Several missions were conducted in Turkey between 2011 and 2013, when the whole Van Project music ensemble accompanied by groups of experts (turkologists, ethnologists and ethnomusicologists) from Armenia and the diaspora went to meet crypto-Armenians from the Dersim and Hamshen Islamized Armenians. Traveling the roads of Eastern Turkey, the group thus took part in several music festivals (Dersim, Diyarbakir, Malatya, Van, and Istanbul) where they produced themselves in front of thousands of people, an audience enthused at the sight of this unique band.
Excerpt from the Van Projet concert at Arguvan Festival in Malatya, 24th July 2011.
These journeys were also an opportunity to meet many Turkish, Kurdish, Zaza and Hamsheni musicians and share powerful moments both musically and socially. The discovery of an Armenian legacy in the Turkish and Kurdish musical traditions was also an important dimension of that journey as underlined by this encounter made by Norayn Kartashian: “In Harput (Elazığ) we met a clarinetist and asked him who had been his teacher (varped). He said that it was his father. I asked him: ‘And who was your father’s varped?’ He said it was an Armenian, ‘Varped Harutiun’.” And this other story showing the pervading presence of Armenian identity through territories of Eastern Turkey: “I also remember that young saz player we had met during interaction with Zaza musicians in Dersim, and who befriended the Van Project musicians.

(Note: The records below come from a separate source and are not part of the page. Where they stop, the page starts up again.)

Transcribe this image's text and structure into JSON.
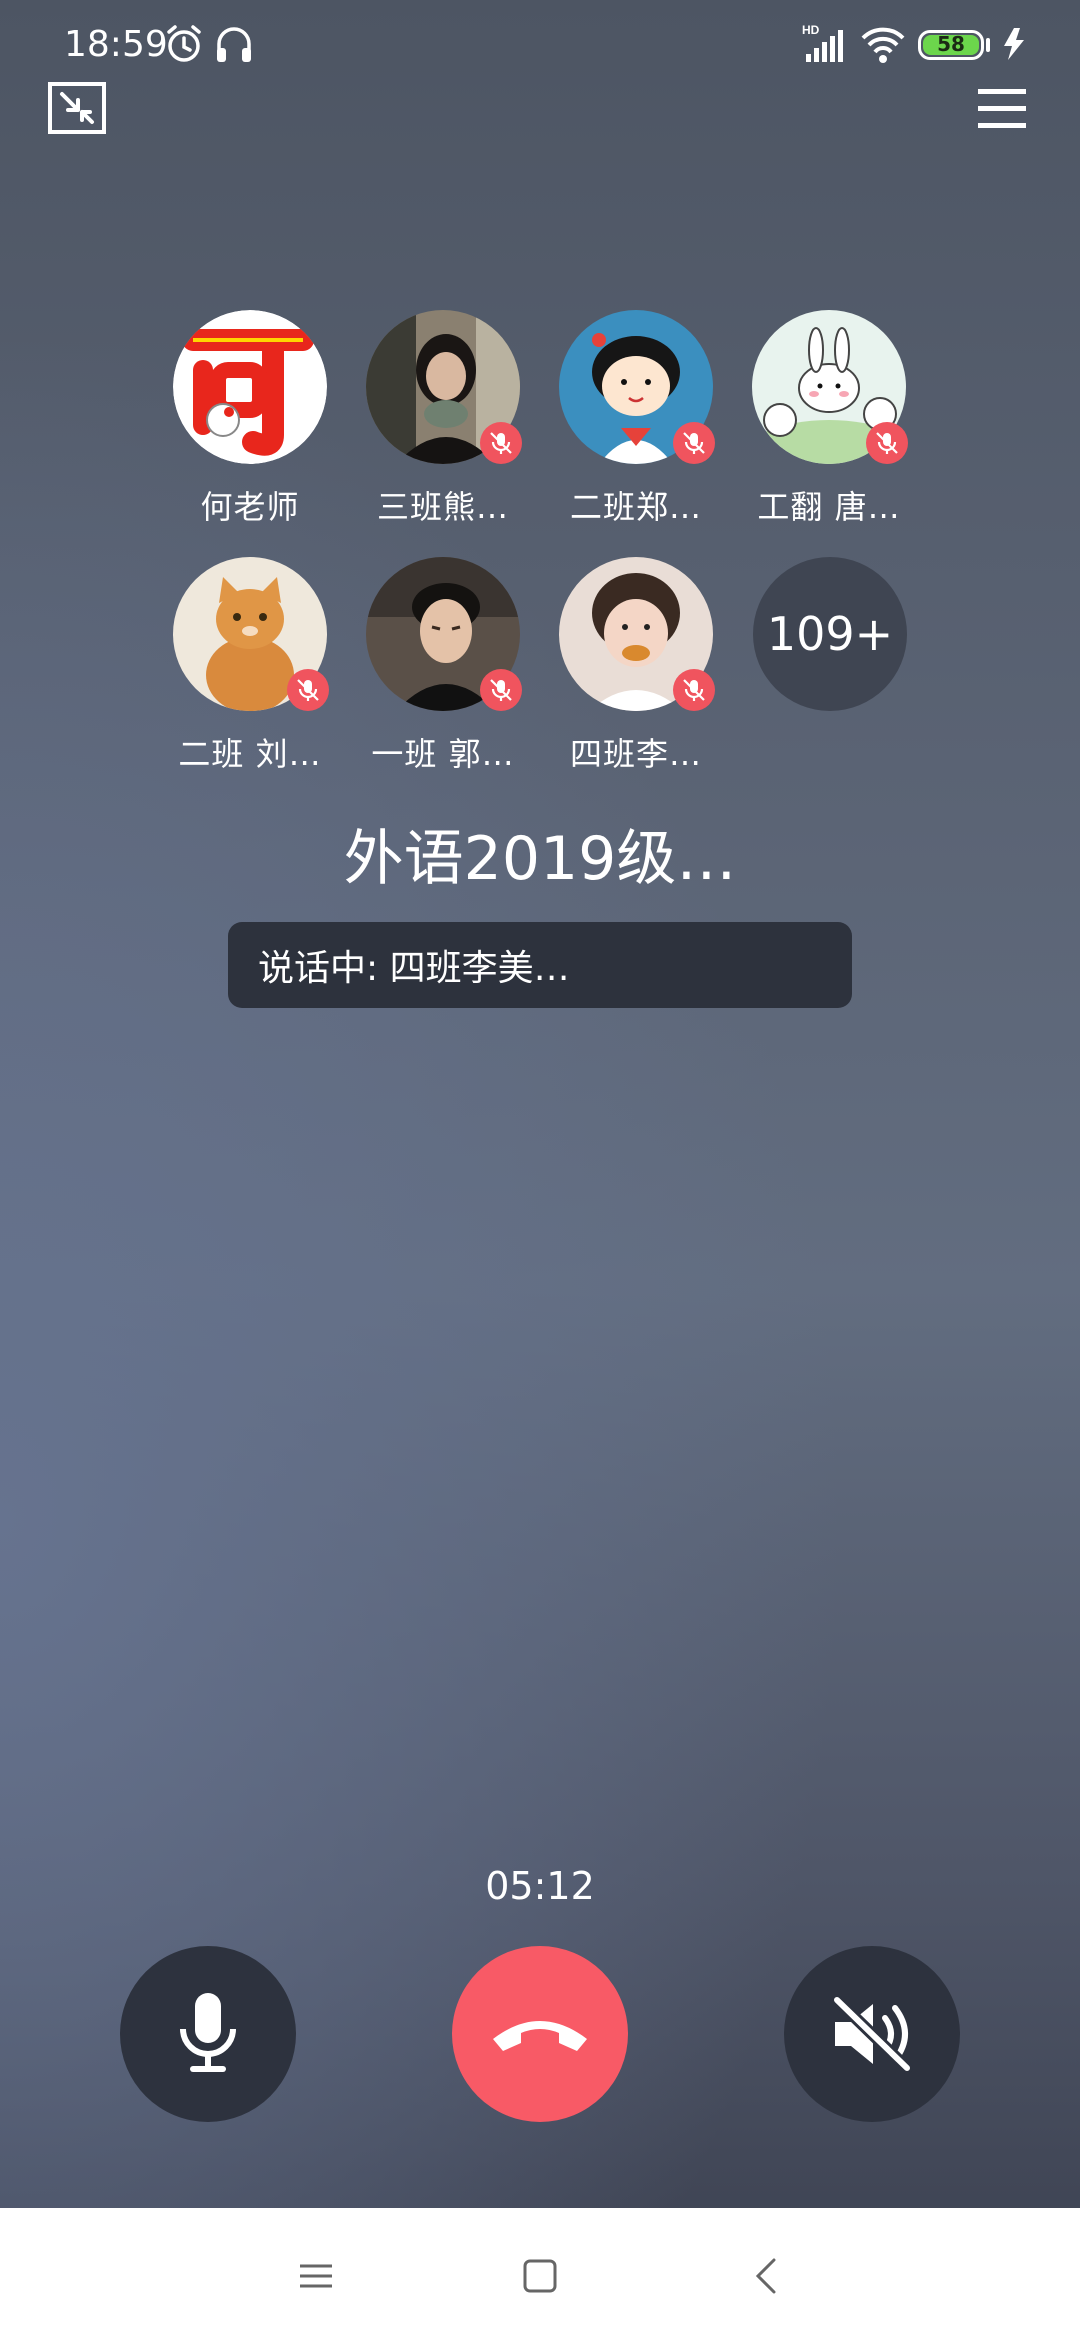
{
  "status_bar": {
    "time": "18:59",
    "battery": "58",
    "icons": [
      "alarm-icon",
      "headphones-icon",
      "signal-hd-icon",
      "wifi-icon",
      "battery-icon",
      "charging-icon"
    ]
  },
  "participants": [
    {
      "name": "何老师",
      "muted": false
    },
    {
      "name": "三班熊…",
      "muted": true
    },
    {
      "name": "二班郑…",
      "muted": true
    },
    {
      "name": "工翻 唐…",
      "muted": true
    },
    {
      "name": "二班 刘…",
      "muted": true
    },
    {
      "name": "一班 郭…",
      "muted": true
    },
    {
      "name": "四班李…",
      "muted": true
    }
  ],
  "more_count": "109+",
  "group_title": "外语2019级…",
  "speaking": "说话中: 四班李美…",
  "call_timer": "05:12",
  "controls": [
    "microphone-icon",
    "hang-up-icon",
    "speaker-mute-icon"
  ],
  "colors": {
    "hangup": "#f85a66",
    "mute_badge": "#f0545e",
    "battery": "#6cd64c"
  }
}
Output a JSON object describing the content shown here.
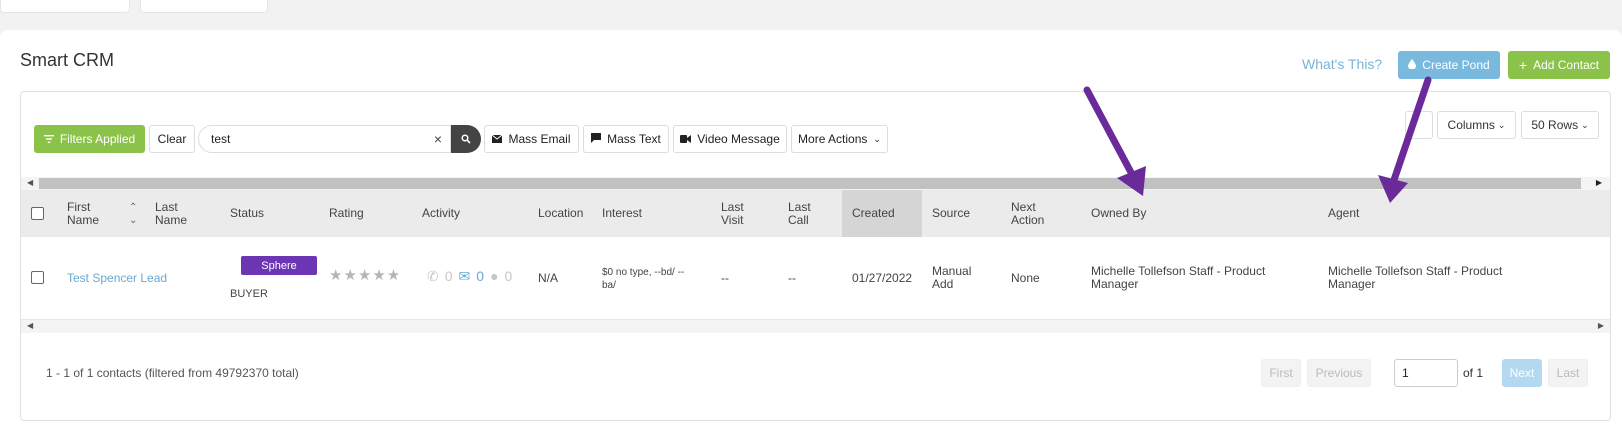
{
  "page": {
    "title": "Smart CRM",
    "whats_this": "What's This?",
    "create_pond": "Create Pond",
    "add_contact": "Add Contact"
  },
  "toolbar": {
    "filters_label": "Filters Applied",
    "clear_label": "Clear",
    "search_value": "test",
    "mass_email": "Mass Email",
    "mass_text": "Mass Text",
    "video_message": "Video Message",
    "more_actions": "More Actions",
    "columns": "Columns",
    "rows": "50 Rows"
  },
  "table": {
    "headers": {
      "first_name_1": "First",
      "first_name_2": "Name",
      "last_name_1": "Last",
      "last_name_2": "Name",
      "status": "Status",
      "rating": "Rating",
      "activity": "Activity",
      "location": "Location",
      "interest": "Interest",
      "last_visit_1": "Last",
      "last_visit_2": "Visit",
      "last_call_1": "Last",
      "last_call_2": "Call",
      "created": "Created",
      "source": "Source",
      "next_action_1": "Next",
      "next_action_2": "Action",
      "owned_by": "Owned By",
      "agent": "Agent"
    },
    "rows": [
      {
        "name": "Test Spencer Lead",
        "status_tag": "Sphere",
        "status_sub": "BUYER",
        "rating": "★★★★★",
        "activity_phone": "0",
        "activity_email": "0",
        "activity_chat": "0",
        "location": "N/A",
        "interest_1": "$0 no type, --bd/ --",
        "interest_2": "ba/",
        "last_visit": "--",
        "last_call": "--",
        "created": "01/27/2022",
        "source_1": "Manual",
        "source_2": "Add",
        "next_action": "None",
        "owned_by_1": "Michelle Tollefson Staff - Product",
        "owned_by_2": "Manager",
        "agent_1": "Michelle Tollefson Staff - Product",
        "agent_2": "Manager"
      }
    ]
  },
  "footer": {
    "summary": "1 - 1 of 1 contacts (filtered from 49792370 total)",
    "first": "First",
    "previous": "Previous",
    "page_value": "1",
    "of_label": "of 1",
    "next": "Next",
    "last": "Last"
  },
  "colors": {
    "green": "#8bc34a",
    "blue": "#7ab9de",
    "purple_tag": "#6b35b3",
    "annotation_arrow": "#6a2a9a"
  }
}
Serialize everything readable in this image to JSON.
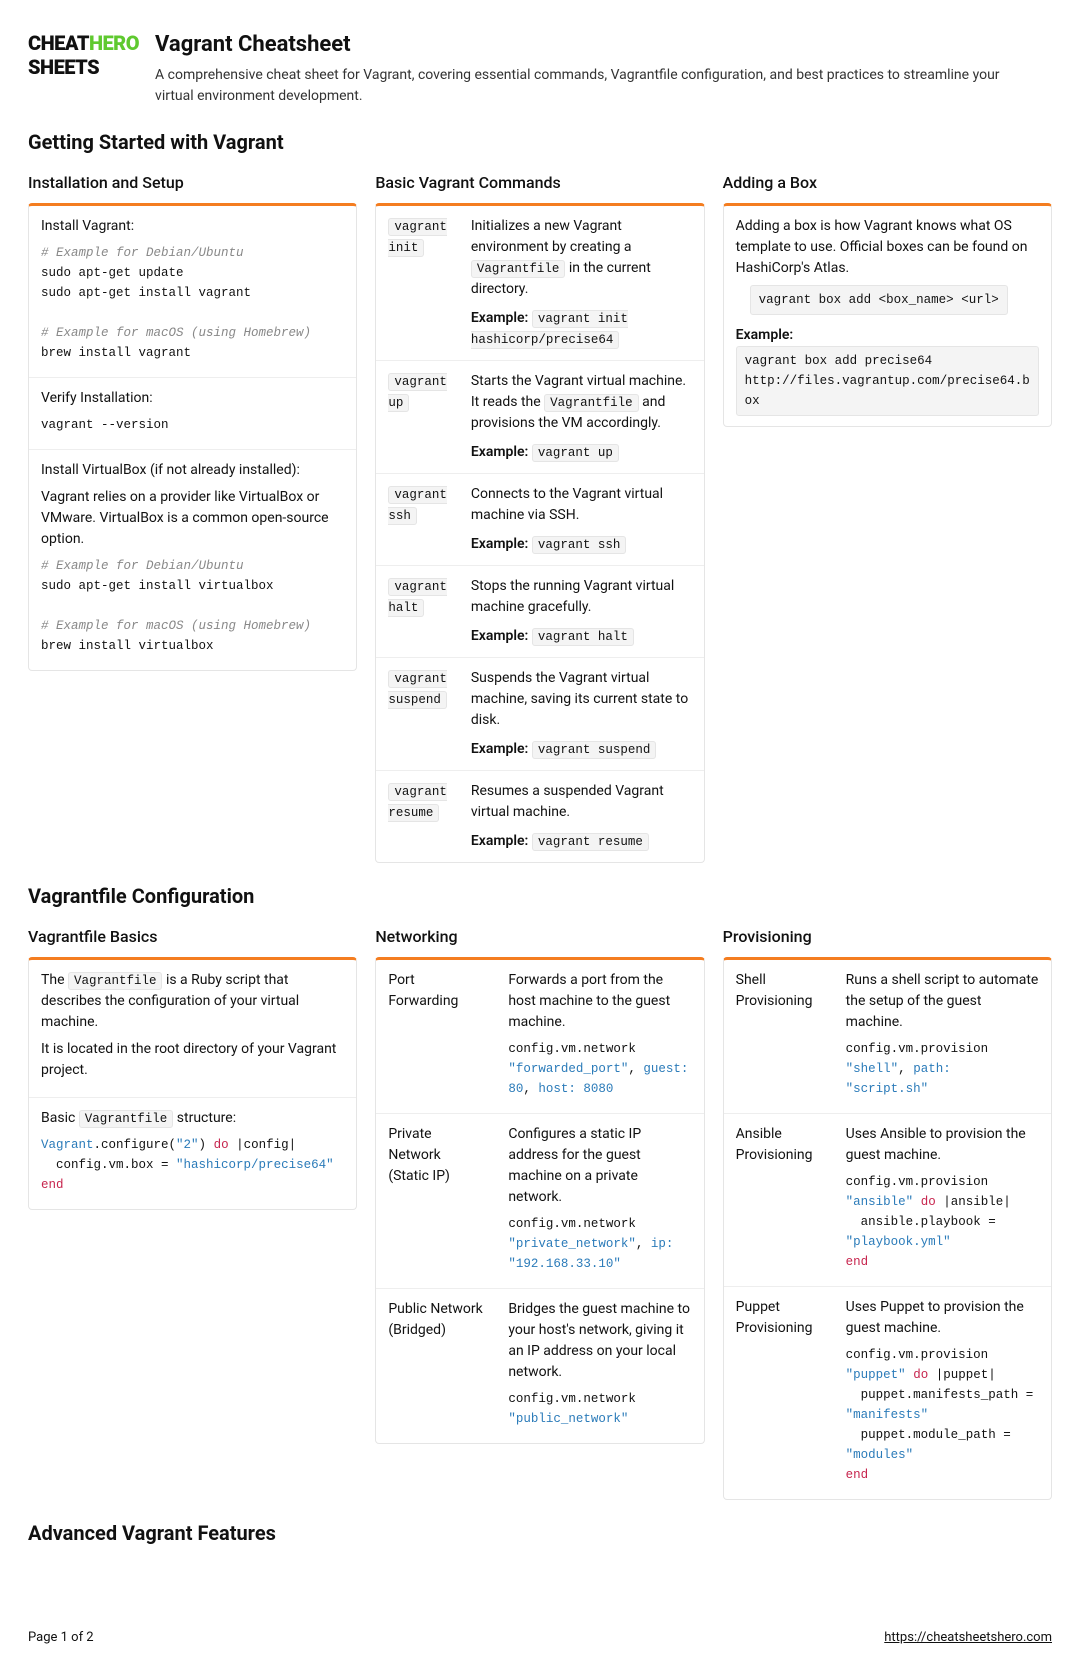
{
  "logo": {
    "line1a": "CHEAT",
    "line1b": "HERO",
    "line2": "SHEETS"
  },
  "header": {
    "title": "Vagrant Cheatsheet",
    "subtitle": "A comprehensive cheat sheet for Vagrant, covering essential commands, Vagrantfile configuration, and best practices to streamline your virtual environment development."
  },
  "s1": {
    "title": "Getting Started with Vagrant",
    "colA": {
      "title": "Installation and Setup",
      "p1": "Install Vagrant:",
      "c1a": "# Example for Debian/Ubuntu",
      "c1b": "sudo apt-get update",
      "c1c": "sudo apt-get install vagrant",
      "c1d": "# Example for macOS (using Homebrew)",
      "c1e": "brew install vagrant",
      "p2": "Verify Installation:",
      "c2": "vagrant --version",
      "p3": "Install VirtualBox (if not already installed):",
      "p3b": "Vagrant relies on a provider like VirtualBox or VMware. VirtualBox is a common open-source option.",
      "c3a": "# Example for Debian/Ubuntu",
      "c3b": "sudo apt-get install virtualbox",
      "c3c": "# Example for macOS (using Homebrew)",
      "c3d": "brew install virtualbox"
    },
    "colB": {
      "title": "Basic Vagrant Commands",
      "rows": [
        {
          "cmd": "vagrant init",
          "desc": "Initializes a new Vagrant environment by creating a ",
          "inlineCode": "Vagrantfile",
          "descAfter": " in the current directory.",
          "example": "vagrant init hashicorp/precise64"
        },
        {
          "cmd": "vagrant up",
          "desc": "Starts the Vagrant virtual machine. It reads the ",
          "inlineCode": "Vagrantfile",
          "descAfter": " and provisions the VM accordingly.",
          "example": "vagrant up"
        },
        {
          "cmd": "vagrant ssh",
          "desc": "Connects to the Vagrant virtual machine via SSH.",
          "example": "vagrant ssh"
        },
        {
          "cmd": "vagrant halt",
          "desc": "Stops the running Vagrant virtual machine gracefully.",
          "example": "vagrant halt"
        },
        {
          "cmd": "vagrant suspend",
          "desc": "Suspends the Vagrant virtual machine, saving its current state to disk.",
          "example": "vagrant suspend"
        },
        {
          "cmd": "vagrant resume",
          "desc": "Resumes a suspended Vagrant virtual machine.",
          "example": "vagrant resume"
        }
      ],
      "exampleLabel": "Example:"
    },
    "colC": {
      "title": "Adding a Box",
      "p1": "Adding a box is how Vagrant knows what OS template to use. Official boxes can be found on HashiCorp's Atlas.",
      "c1": "vagrant box add <box_name> <url>",
      "exLabel": "Example:",
      "c2": "vagrant box add precise64 http://files.vagrantup.com/precise64.box"
    }
  },
  "s2": {
    "title": "Vagrantfile Configuration",
    "colA": {
      "title": "Vagrantfile Basics",
      "p1a": "The ",
      "p1code": "Vagrantfile",
      "p1b": " is a Ruby script that describes the configuration of your virtual machine.",
      "p2": "It is located in the root directory of your Vagrant project.",
      "p3a": "Basic ",
      "p3code": "Vagrantfile",
      "p3b": " structure:"
    },
    "colB": {
      "title": "Networking",
      "rows": [
        {
          "name": "Port Forwarding",
          "desc": "Forwards a port from the host machine to the guest machine."
        },
        {
          "name": "Private Network (Static IP)",
          "desc": "Configures a static IP address for the guest machine on a private network."
        },
        {
          "name": "Public Network (Bridged)",
          "desc": "Bridges the guest machine to your host's network, giving it an IP address on your local network."
        }
      ]
    },
    "colC": {
      "title": "Provisioning",
      "rows": [
        {
          "name": "Shell Provisioning",
          "desc": "Runs a shell script to automate the setup of the guest machine."
        },
        {
          "name": "Ansible Provisioning",
          "desc": "Uses Ansible to provision the guest machine."
        },
        {
          "name": "Puppet Provisioning",
          "desc": "Uses Puppet to provision the guest machine."
        }
      ]
    }
  },
  "s3": {
    "title": "Advanced Vagrant Features"
  },
  "footer": {
    "page": "Page 1 of 2",
    "url": "https://cheatsheetshero.com"
  }
}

He followed us along our whole stay because when his father heard that he had met Armenians, he told his son that his grandmother was Armenian and passed on to him the only heirloom she had left him, her cross, which his son was now wearing around his neck. These anecdotes show that there are Armenian traces everywhere.”
"Sari Gelin" Excerpt from a Van Project concert in Istanbul, September 2011
The ethnomusicological search was also was fruitful, enabling to make hundreds of priceless sound and visual recordings which will serve further research. Margarita Sarkissian, an ethnomusicologist at Yerevan University, who took part in the missions around Turkey, underlines the importance of such a project: “Until I went to Turkey, many of my musician friends told me that they had never done such work in Armenia itself, so why go elsewhere? But there, the situation is really critical. We have to focus our attention on it because everything is quickly being shrouded by forgetfulness, facing the threat of total disappearance. Here [in Armenia], traditional singing and dancing bands keep the Armenian musical legacy alive at a high level, whereas over there, the Armenian identity features are on the verge of extinction.” These various meetings in Turkey have allowed us to establish collaborations with the teams of Diyarbakir City Hall who hosted the Van Project in September 2012 for a week-long music residency. Workshops were organized allowing Van Project musicians to work and study together with students of the Aram Tigran Conservatory of Music in Diyarbakir.
Excerpt from the Van Project concert at the Aram Tigran Conservatory of Music in Diyarbakir, September 2012
Over those three years, the Van Project was able to reinstate Armenian instruments and music styles and also revive the Armenian identity in Turkey and create entirely new connections between people who previously had little or no contact between them. Almost a hundred years after the Armenian Genocide, the action undertaken by Yerkir Europe shows that although much remains to be done in this land forsaken for much too long after 1915, and that they can be reinfused with Armenian identity.
Excerpt from the Van Project concert for the opening of the Van Kültür Park, 8th September 2012